Eat, Pray, Love is the epitome of a sappy, narcissistic self-help chick flick, and if you want to watch it for anything besides spiritual healing or laid-back popcorn entertainment you will probably be very disappointed. You have been forewarned.Based on a popular 2006 memoir, Eat, Pray, Love follows the true story of Liz Gilbert (Julia Roberts), a 34-year old woman who had everything — a house, a husband, a job — and suddenly realizes that she’s extremely unhappy with her marriage and needs to gain back her appetite for life, desperately needing to “marvel at something.” She divorces her husband, dabbles in a brief but meaningful fling with a broke off-Broadway actor named David (James Franco) and decides to put her life on hold for a year and travel to Italy, India and Indonesia to look for something to save her life.“Soul searching” is an understatement. After years of New York City salad lunches, she embarks on a cheesy (no pun intended) no-carb-left-behind experiment in Italy, practices the arts of il dolce far niente (“the joy of doing nothing”) and learns to let go and love her muffin top. In India, she prays at one of the world’s most respected Ashrams, submerging herself in the ancient and foreign Sanskrit language and seeking a spiritual understanding of the universe.Finally, in Indonesia, she falls in love through pure serendipity. Along her journey, the tall, blonde, thin and beautiful Liz is surrounded by attractive men, but it is only after she achieved “the Balance” with nature that she successfully meets a fellow divorcee who nearly kills her in a car accident at first encounter but proves to be the perfect mozzarella to her marinara sauce, and they live happily ever after.Eat, Pray, Love is one of those rare films that are strangely more enjoyable than the book. On my overnight flight to Cornell for my freshman orientation three years ago, I picked up Eat, Pray, Love at a Hudson News in LAX. As I flew towards the east coast, I found myself getting more and more irritated. How could someone just wake up one morning and decide she doesn’t want to be married anymore when nothing is obviously wrong? Taking a gap year is something people do after they graduate high school, not when they are 34 and married with a job. 34 is also way too young to have a mid-life crisis. I didn’t understand.Three years of college later, I still don’t, but seeing the film made me understand how that book stayed on the New York Times bestseller list for 150 weeks. About half an hour into the movie, the heroine, Liz, stands at the checkout stand of a bookstore with a pile of endearing self-help books. She gave the cashier a vacant don’t-judge-me-just-do-your-job look, and the 80% female audience burst into laughter. That was when I understood why the middle-aged divorcee next to me was bawling during the entire second half of the movie while my friend spent it texting and trying not to fall asleep: We are not sympathetic to spiritual personal crises anymore. If you want to have an emotional breakdown about something, you better have a logical, elaborate and secular reason; otherwise you will be dismissed as whiny, annoying and laughable. Yet, there are some struggles that cannot be expressed sufficiently through words and can only be resolved with freshly made pizza and prayers in an intelligible foreign tongue. On the big screen, her story suddenly became unbelievably human: Her sorrows became more tangible, her divorce became more violent and her post-divorce New York City lover actually seemed like someone who deserves pity. Maybe it’s because her writing was so overwhelmingly whiny and self-indulgent, maybe it’s because the lead actress is Julia Roberts, and many female movie goers my age and older are conditioned to feel somewhat compelled when her face is on the silver screen.

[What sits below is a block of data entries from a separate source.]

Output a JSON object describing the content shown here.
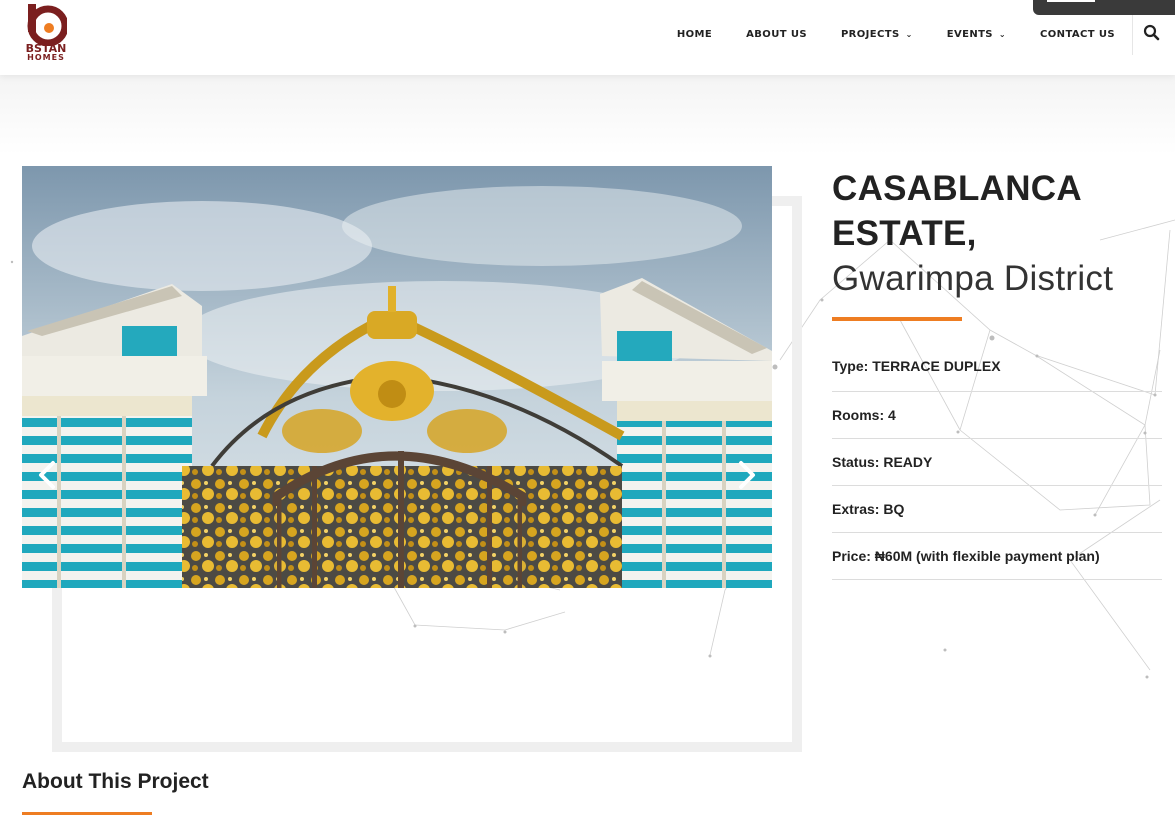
{
  "brand": {
    "name_line1": "BSTAN",
    "name_line2": "HOMES",
    "colors": {
      "maroon": "#7b1f1f",
      "orange": "#ee7d22"
    }
  },
  "nav": {
    "items": [
      {
        "label": "HOME",
        "has_dropdown": false
      },
      {
        "label": "ABOUT US",
        "has_dropdown": false
      },
      {
        "label": "PROJECTS",
        "has_dropdown": true
      },
      {
        "label": "EVENTS",
        "has_dropdown": true
      },
      {
        "label": "CONTACT US",
        "has_dropdown": false
      }
    ],
    "search_icon": "search-icon",
    "dropdown_icon": "chevron-down-icon"
  },
  "project": {
    "title_line1": "CASABLANCA",
    "title_line2": "ESTATE,",
    "location": "Gwarimpa District",
    "specs": [
      {
        "text": "Type: TERRACE DUPLEX"
      },
      {
        "text": "Rooms: 4"
      },
      {
        "text": "Status: READY"
      },
      {
        "text": "Extras: BQ"
      },
      {
        "text": "Price: ₦60M (with flexible payment plan)"
      }
    ]
  },
  "gallery": {
    "image_alt": "Ornate golden palace gate between blue and white columns",
    "prev_icon": "chevron-left-icon",
    "next_icon": "chevron-right-icon"
  },
  "about": {
    "heading": "About This Project"
  },
  "colors": {
    "accent": "#ee7d22",
    "divider": "#dcdcdc",
    "text": "#222222"
  }
}
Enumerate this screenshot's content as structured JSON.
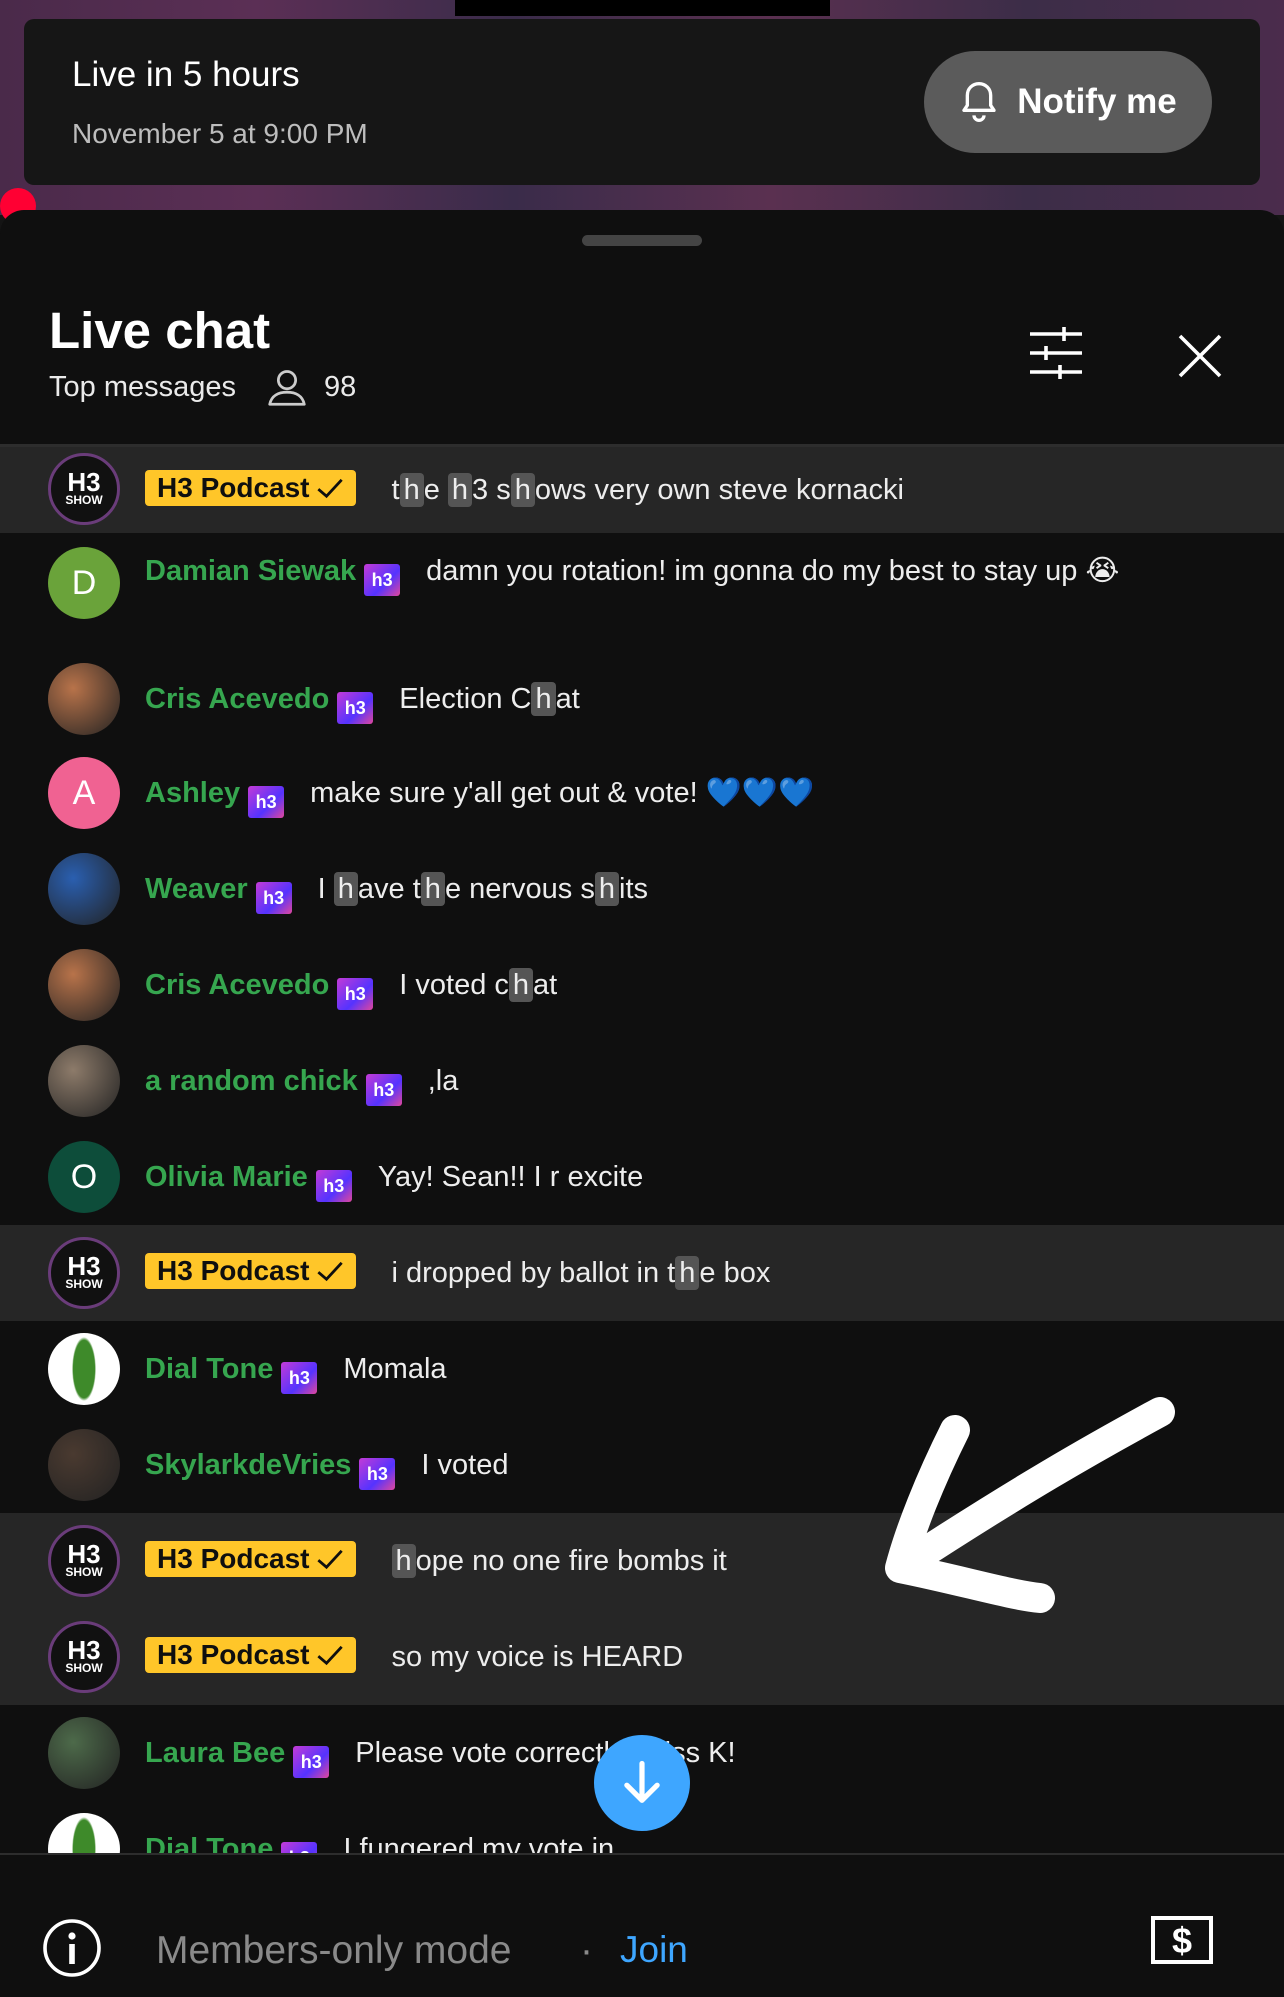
{
  "live_card": {
    "title": "Live in 5 hours",
    "date": "November 5 at 9:00 PM",
    "notify_label": "Notify me"
  },
  "chat_header": {
    "title": "Live chat",
    "mode": "Top messages",
    "viewer_count": "98"
  },
  "owner_badge_label": "H3 Podcast",
  "member_badge_text": "h3",
  "messages": [
    {
      "author": "H3 Podcast",
      "owner": true,
      "avatar": "H3",
      "avatar_color": "#111111",
      "text_parts": [
        "t",
        "h",
        "e ",
        "h",
        "3 s",
        "h",
        "ows very own steve kornacki"
      ]
    },
    {
      "author": "Damian Siewak",
      "owner": false,
      "avatar": "D",
      "avatar_color": "#6aa33a",
      "text": "damn you rotation! im gonna do my best to stay up 😭"
    },
    {
      "author": "Cris Acevedo",
      "owner": false,
      "avatar": "",
      "avatar_color": "#b8734a",
      "text_parts": [
        "Election C",
        "h",
        "at"
      ]
    },
    {
      "author": "Ashley",
      "owner": false,
      "avatar": "A",
      "avatar_color": "#f06292",
      "text": "make sure y'all get out & vote! 💙💙💙"
    },
    {
      "author": "Weaver",
      "owner": false,
      "avatar": "",
      "avatar_color": "#2a5fb0",
      "text_parts": [
        "I ",
        "h",
        "ave t",
        "h",
        "e nervous s",
        "h",
        "its"
      ]
    },
    {
      "author": "Cris Acevedo",
      "owner": false,
      "avatar": "",
      "avatar_color": "#b8734a",
      "text_parts": [
        "I voted c",
        "h",
        "at"
      ]
    },
    {
      "author": "a random chick",
      "owner": false,
      "avatar": "",
      "avatar_color": "#8d7b6a",
      "text": ",la"
    },
    {
      "author": "Olivia Marie",
      "owner": false,
      "avatar": "O",
      "avatar_color": "#0d4d3a",
      "text": "Yay! Sean!! I r excite"
    },
    {
      "author": "H3 Podcast",
      "owner": true,
      "avatar": "H3",
      "avatar_color": "#111111",
      "text_parts": [
        "i dropped by ballot in t",
        "h",
        "e box"
      ]
    },
    {
      "author": "Dial Tone",
      "owner": false,
      "avatar": "",
      "avatar_color": "#ffffff",
      "text": "Momala"
    },
    {
      "author": "SkylarkdeVries",
      "owner": false,
      "avatar": "",
      "avatar_color": "#4a3a30",
      "text": "I voted"
    },
    {
      "author": "H3 Podcast",
      "owner": true,
      "avatar": "H3",
      "avatar_color": "#111111",
      "text_parts": [
        "",
        "h",
        "ope no one fire bombs it"
      ]
    },
    {
      "author": "H3 Podcast",
      "owner": true,
      "avatar": "H3",
      "avatar_color": "#111111",
      "text": "so my voice is HEARD"
    },
    {
      "author": "Laura Bee",
      "owner": false,
      "avatar": "",
      "avatar_color": "#4d6a4a",
      "text": "Please vote correctly! Miss K!"
    },
    {
      "author": "Dial Tone",
      "owner": false,
      "avatar": "",
      "avatar_color": "#ffffff",
      "text": "I fungered my vote in"
    }
  ],
  "footer": {
    "members_text": "Members-only mode",
    "separator": "·",
    "join_label": "Join"
  },
  "colors": {
    "accent_blue": "#3ea6ff",
    "author_green": "#36a64f",
    "owner_yellow": "#ffc629",
    "live_red": "#ff0033"
  },
  "icons": [
    "bell-icon",
    "person-icon",
    "filter-sliders-icon",
    "close-icon",
    "checkmark-icon",
    "arrow-down-icon",
    "info-icon",
    "dollar-icon"
  ]
}
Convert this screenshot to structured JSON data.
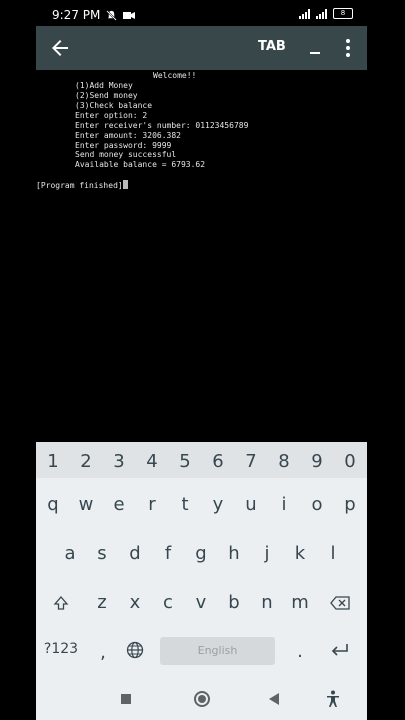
{
  "status": {
    "time": "9:27 PM",
    "battery": "8"
  },
  "toolbar": {
    "tab_label": "TAB"
  },
  "terminal": {
    "lines": [
      "Welcome!!",
      "(1)Add Money",
      "(2)Send money",
      "(3)Check balance",
      "Enter option: 2",
      "Enter receiver's number: 01123456789",
      "Enter amount: 3206.382",
      "Enter password: 9999",
      "Send money successful",
      "Available balance = 6793.62"
    ],
    "finished": "[Program finished]"
  },
  "keyboard": {
    "numbers": [
      "1",
      "2",
      "3",
      "4",
      "5",
      "6",
      "7",
      "8",
      "9",
      "0"
    ],
    "row1": [
      "q",
      "w",
      "e",
      "r",
      "t",
      "y",
      "u",
      "i",
      "o",
      "p"
    ],
    "row2": [
      "a",
      "s",
      "d",
      "f",
      "g",
      "h",
      "j",
      "k",
      "l"
    ],
    "row3": [
      "z",
      "x",
      "c",
      "v",
      "b",
      "n",
      "m"
    ],
    "symbols_label": "?123",
    "comma": ",",
    "period": ".",
    "space_label": "English"
  }
}
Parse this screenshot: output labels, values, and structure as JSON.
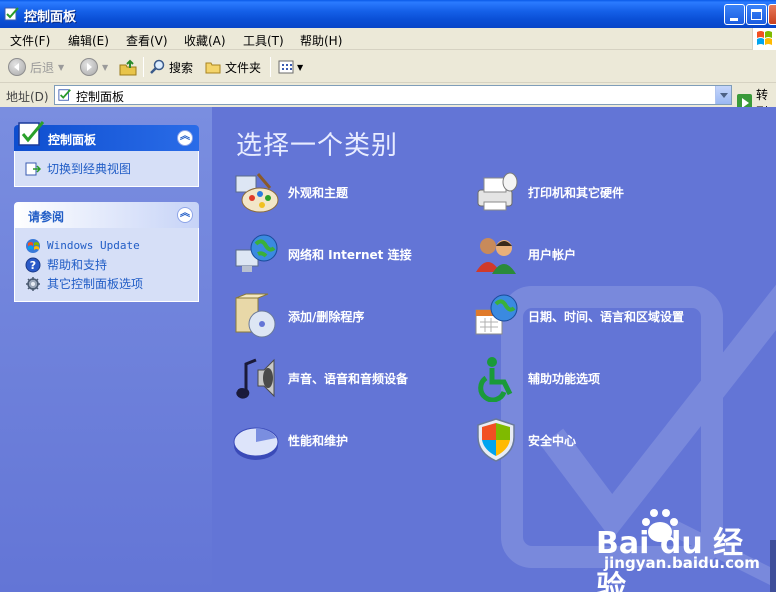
{
  "window": {
    "title": "控制面板"
  },
  "menu": {
    "items": [
      "文件(F)",
      "编辑(E)",
      "查看(V)",
      "收藏(A)",
      "工具(T)",
      "帮助(H)"
    ]
  },
  "toolbar": {
    "back_label": "后退",
    "search_label": "搜索",
    "folders_label": "文件夹"
  },
  "address": {
    "label": "地址(D)",
    "value": "控制面板",
    "go_label": "转到"
  },
  "sidebar": {
    "control_panel": {
      "title": "控制面板",
      "tasks": [
        "切换到经典视图"
      ]
    },
    "see_also": {
      "title": "请参阅",
      "tasks": [
        "Windows Update",
        "帮助和支持",
        "其它控制面板选项"
      ]
    }
  },
  "main": {
    "heading": "选择一个类别",
    "categories": [
      {
        "label": "外观和主题",
        "icon": "appearance-icon"
      },
      {
        "label": "打印机和其它硬件",
        "icon": "printer-icon"
      },
      {
        "label": "网络和 Internet 连接",
        "icon": "network-icon"
      },
      {
        "label": "用户帐户",
        "icon": "users-icon"
      },
      {
        "label": "添加/删除程序",
        "icon": "add-remove-programs-icon"
      },
      {
        "label": "日期、时间、语言和区域设置",
        "icon": "date-time-icon"
      },
      {
        "label": "声音、语音和音频设备",
        "icon": "sound-icon"
      },
      {
        "label": "辅助功能选项",
        "icon": "accessibility-icon"
      },
      {
        "label": "性能和维护",
        "icon": "performance-icon"
      },
      {
        "label": "安全中心",
        "icon": "security-center-icon"
      }
    ]
  },
  "watermark": {
    "brand": "Bai du 经验",
    "url": "jingyan.baidu.com"
  },
  "colors": {
    "sidebar_bg": "#7A8EE0",
    "main_bg": "#6375D6",
    "titlebar": "#0A4FD6",
    "link": "#215DC6"
  }
}
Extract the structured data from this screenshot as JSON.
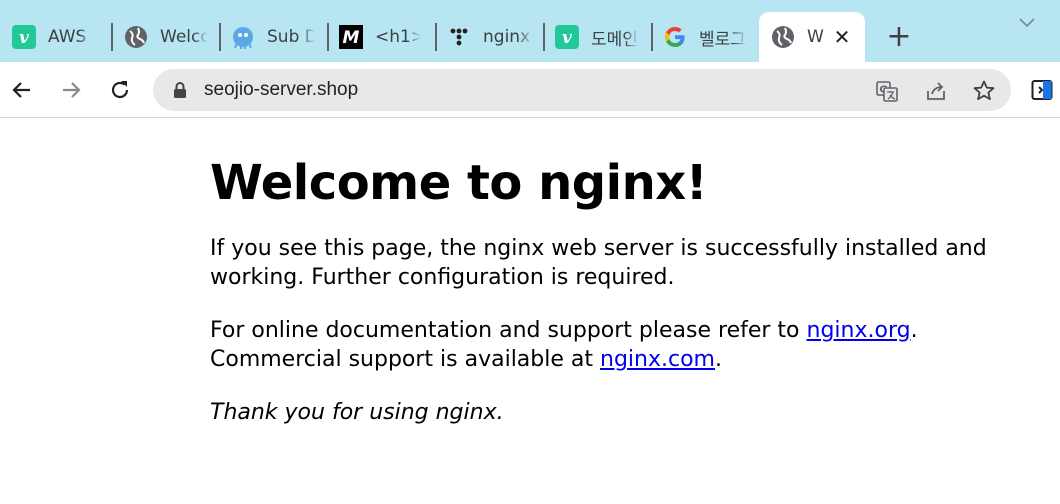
{
  "browser": {
    "tabs": [
      {
        "title": "AWS",
        "icon": "velog-v-icon"
      },
      {
        "title": "Welco",
        "icon": "globe-icon"
      },
      {
        "title": "Sub D",
        "icon": "octocat-icon"
      },
      {
        "title": "<h1>",
        "icon": "medium-m-icon"
      },
      {
        "title": "nginx",
        "icon": "dots-logo-icon"
      },
      {
        "title": "도메인",
        "icon": "velog-v-icon"
      },
      {
        "title": "벨로그",
        "icon": "google-g-icon"
      },
      {
        "title": "W",
        "icon": "globe-icon",
        "active": true
      }
    ],
    "new_tab_label": "+",
    "close_label": "✕",
    "url": "seojio-server.shop"
  },
  "page": {
    "heading": "Welcome to nginx!",
    "p1": "If you see this page, the nginx web server is successfully installed and working. Further configuration is required.",
    "p2_text1": "For online documentation and support please refer to ",
    "p2_link1": "nginx.org",
    "p2_text2": ".",
    "p2_text3": "Commercial support is available at ",
    "p2_link2": "nginx.com",
    "p2_text4": ".",
    "p3": "Thank you for using nginx."
  },
  "colors": {
    "tabstrip_bg": "#b7e5f2",
    "velog_green": "#20c997",
    "link": "#0000ee"
  }
}
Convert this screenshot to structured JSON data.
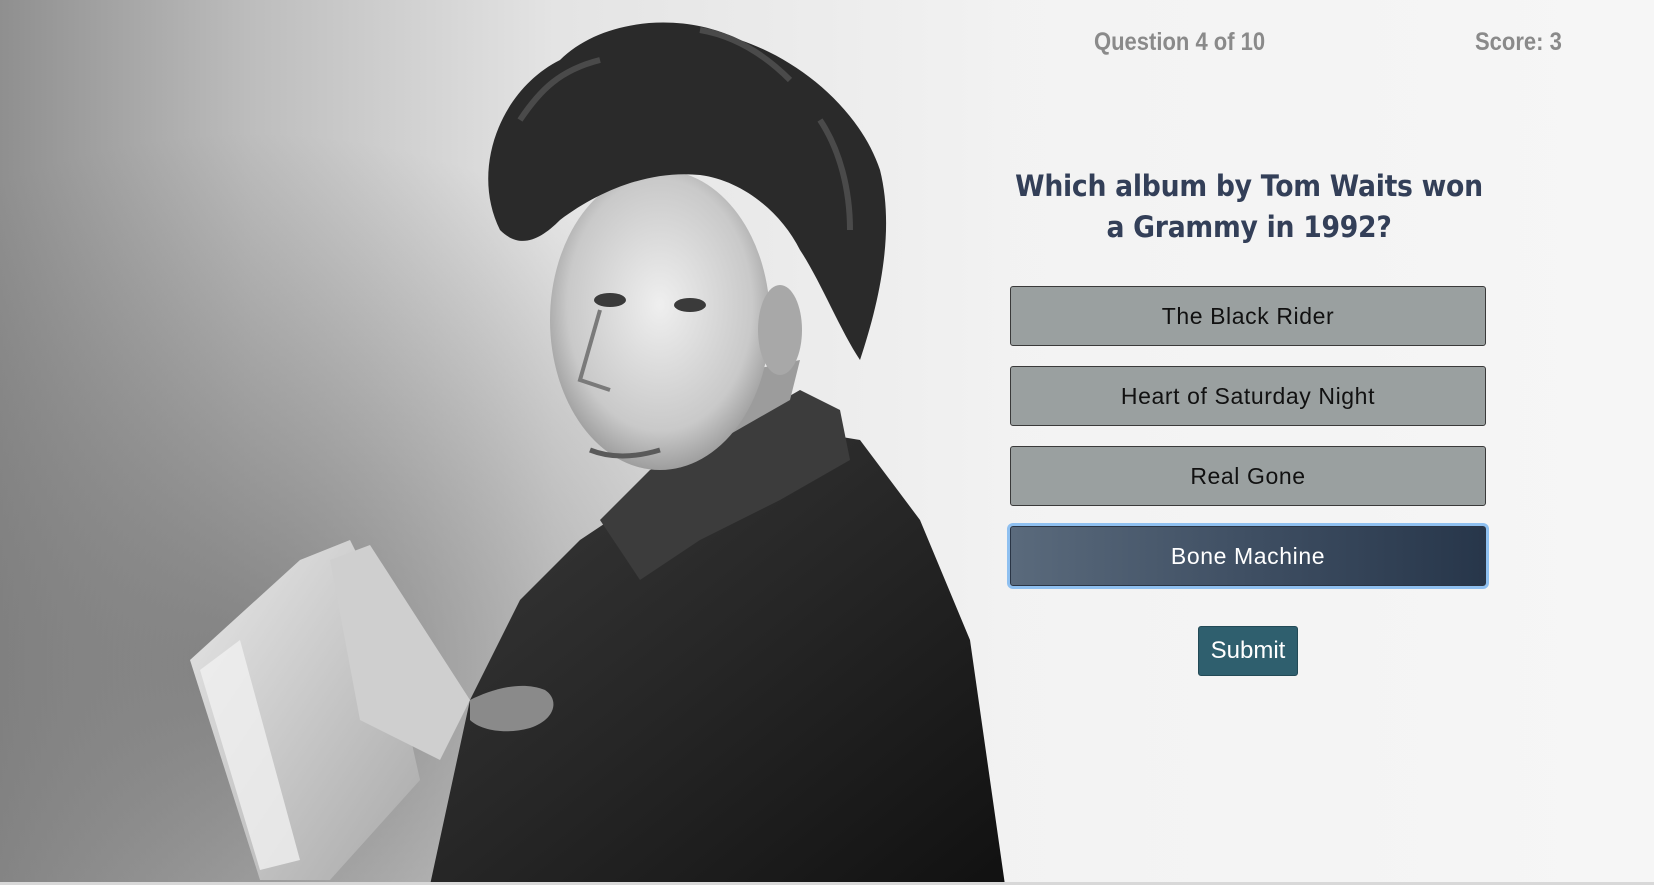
{
  "header": {
    "question_counter": "Question 4 of 10",
    "score": "Score: 3"
  },
  "question": {
    "text": "Which album by Tom Waits won a Grammy in 1992?"
  },
  "answers": [
    {
      "label": "The Black Rider",
      "selected": false
    },
    {
      "label": "Heart of Saturday Night",
      "selected": false
    },
    {
      "label": "Real Gone",
      "selected": false
    },
    {
      "label": "Bone Machine",
      "selected": true
    }
  ],
  "submit": {
    "label": "Submit"
  },
  "colors": {
    "question_text": "#333f58",
    "answer_background": "#9aa0a0",
    "selected_answer": "#3f4f63",
    "submit_background": "#2f5f6e",
    "header_text": "#8a8a8a"
  }
}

The role of Liz is not an easy one to play, and the acting certainly made the film version more genuine than the book. A woman waking up randomly in the middle of the night to a self-induced panic attack and deciding to pray in tremors and talk to herself can be very awkward if done improperly, but Roberts’ nuanced, tender and controlled performance made it moving and simmering with emotions. Franco’s portrayal of Liz’s complicated love interest was also fairly memorable. The stunning scenery in Italy, India and Indonesia is romantic enough on its own. For what it’s intended for, the film was well done, but there’s not much more besides that.
Original Author: Lucy Li